[Assignment]
Every line of the data below should be retyped exactly, with no images carried over.
========================================
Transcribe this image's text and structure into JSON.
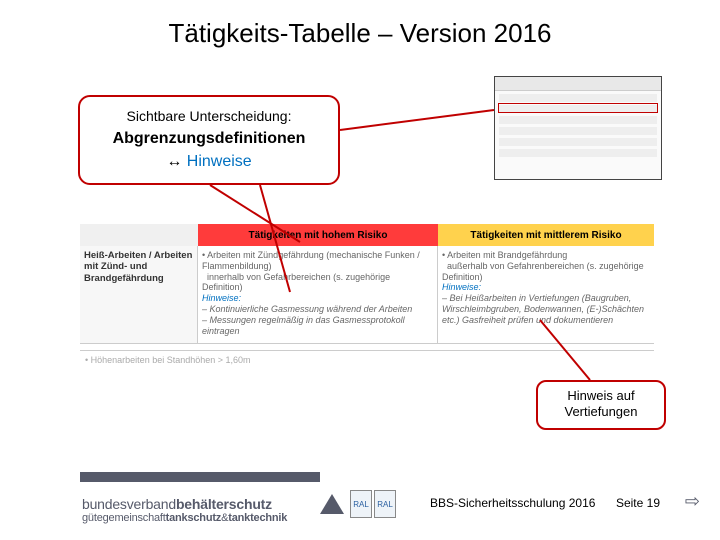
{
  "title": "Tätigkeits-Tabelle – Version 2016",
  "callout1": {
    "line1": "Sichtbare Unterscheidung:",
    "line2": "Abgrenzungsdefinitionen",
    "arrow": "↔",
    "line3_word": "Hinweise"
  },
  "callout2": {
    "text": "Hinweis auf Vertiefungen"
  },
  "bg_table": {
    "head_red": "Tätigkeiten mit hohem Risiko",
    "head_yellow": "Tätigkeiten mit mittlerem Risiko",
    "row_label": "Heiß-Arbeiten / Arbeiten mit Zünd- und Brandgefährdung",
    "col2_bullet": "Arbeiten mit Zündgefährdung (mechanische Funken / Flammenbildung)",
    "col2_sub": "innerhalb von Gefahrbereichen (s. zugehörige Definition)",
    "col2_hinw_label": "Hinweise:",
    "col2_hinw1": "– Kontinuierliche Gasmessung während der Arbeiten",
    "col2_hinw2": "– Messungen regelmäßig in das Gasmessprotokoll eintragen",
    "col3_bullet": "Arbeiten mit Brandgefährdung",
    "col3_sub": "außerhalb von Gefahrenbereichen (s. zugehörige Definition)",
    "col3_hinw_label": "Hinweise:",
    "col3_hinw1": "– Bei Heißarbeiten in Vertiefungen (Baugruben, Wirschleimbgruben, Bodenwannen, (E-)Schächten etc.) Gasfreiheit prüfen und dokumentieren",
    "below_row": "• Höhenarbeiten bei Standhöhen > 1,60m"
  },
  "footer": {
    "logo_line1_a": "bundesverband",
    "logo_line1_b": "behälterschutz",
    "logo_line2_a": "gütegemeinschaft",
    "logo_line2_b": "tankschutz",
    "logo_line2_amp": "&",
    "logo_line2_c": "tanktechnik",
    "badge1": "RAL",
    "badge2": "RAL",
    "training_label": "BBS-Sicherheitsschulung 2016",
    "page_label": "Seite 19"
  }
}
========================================
[Result]
Transcribe this image's text and structure into JSON.
{
  "title": "Tätigkeits-Tabelle – Version 2016",
  "callout1": {
    "line1": "Sichtbare Unterscheidung:",
    "line2": "Abgrenzungsdefinitionen",
    "arrow": "↔",
    "line3_word": "Hinweise"
  },
  "callout2": {
    "text": "Hinweis auf Vertiefungen"
  },
  "bg_table": {
    "head_red": "Tätigkeiten mit hohem Risiko",
    "head_yellow": "Tätigkeiten mit mittlerem Risiko",
    "row_label": "Heiß-Arbeiten / Arbeiten mit Zünd- und Brandgefährdung",
    "col2_bullet": "Arbeiten mit Zündgefährdung (mechanische Funken / Flammenbildung)",
    "col2_sub": "innerhalb von Gefahrbereichen (s. zugehörige Definition)",
    "col2_hinw_label": "Hinweise:",
    "col2_hinw1": "– Kontinuierliche Gasmessung während der Arbeiten",
    "col2_hinw2": "– Messungen regelmäßig in das Gasmessprotokoll eintragen",
    "col3_bullet": "Arbeiten mit Brandgefährdung",
    "col3_sub": "außerhalb von Gefahrenbereichen (s. zugehörige Definition)",
    "col3_hinw_label": "Hinweise:",
    "col3_hinw1": "– Bei Heißarbeiten in Vertiefungen (Baugruben, Wirschleimbgruben, Bodenwannen, (E-)Schächten etc.) Gasfreiheit prüfen und dokumentieren",
    "below_row": "• Höhenarbeiten bei Standhöhen > 1,60m"
  },
  "footer": {
    "logo_line1_a": "bundesverband",
    "logo_line1_b": "behälterschutz",
    "logo_line2_a": "gütegemeinschaft",
    "logo_line2_b": "tankschutz",
    "logo_line2_amp": "&",
    "logo_line2_c": "tanktechnik",
    "badge1": "RAL",
    "badge2": "RAL",
    "training_label": "BBS-Sicherheitsschulung 2016",
    "page_label": "Seite 19"
  }
}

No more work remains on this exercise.